■ Records supplied

^^^^^^^^^^^^^^^^

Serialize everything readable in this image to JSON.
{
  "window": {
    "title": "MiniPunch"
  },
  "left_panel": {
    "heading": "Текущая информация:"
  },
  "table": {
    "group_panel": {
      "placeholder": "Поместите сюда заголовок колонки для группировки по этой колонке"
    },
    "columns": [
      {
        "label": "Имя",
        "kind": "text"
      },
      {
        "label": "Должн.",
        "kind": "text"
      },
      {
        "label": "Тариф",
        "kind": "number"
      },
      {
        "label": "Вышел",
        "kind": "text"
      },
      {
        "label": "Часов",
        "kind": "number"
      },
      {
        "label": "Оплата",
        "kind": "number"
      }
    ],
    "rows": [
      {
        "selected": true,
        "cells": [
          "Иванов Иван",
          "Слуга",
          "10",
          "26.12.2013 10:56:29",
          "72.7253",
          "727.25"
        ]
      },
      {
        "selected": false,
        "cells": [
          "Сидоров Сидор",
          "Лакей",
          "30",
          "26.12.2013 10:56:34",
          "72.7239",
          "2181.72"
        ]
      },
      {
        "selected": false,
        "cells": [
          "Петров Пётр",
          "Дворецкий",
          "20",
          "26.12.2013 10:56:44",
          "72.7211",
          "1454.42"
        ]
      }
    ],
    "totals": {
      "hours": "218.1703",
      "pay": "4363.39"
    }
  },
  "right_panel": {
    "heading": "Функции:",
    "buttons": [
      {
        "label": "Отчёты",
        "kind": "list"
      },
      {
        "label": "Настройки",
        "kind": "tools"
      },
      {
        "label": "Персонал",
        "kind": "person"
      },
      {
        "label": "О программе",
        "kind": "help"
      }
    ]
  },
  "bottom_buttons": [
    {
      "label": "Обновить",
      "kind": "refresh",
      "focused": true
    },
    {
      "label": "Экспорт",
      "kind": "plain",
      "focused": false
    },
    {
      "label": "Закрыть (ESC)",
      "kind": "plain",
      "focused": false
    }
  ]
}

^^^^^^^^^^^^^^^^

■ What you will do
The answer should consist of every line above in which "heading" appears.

■ Your response
    "heading": "Текущая информация:"
    "heading": "Функции:",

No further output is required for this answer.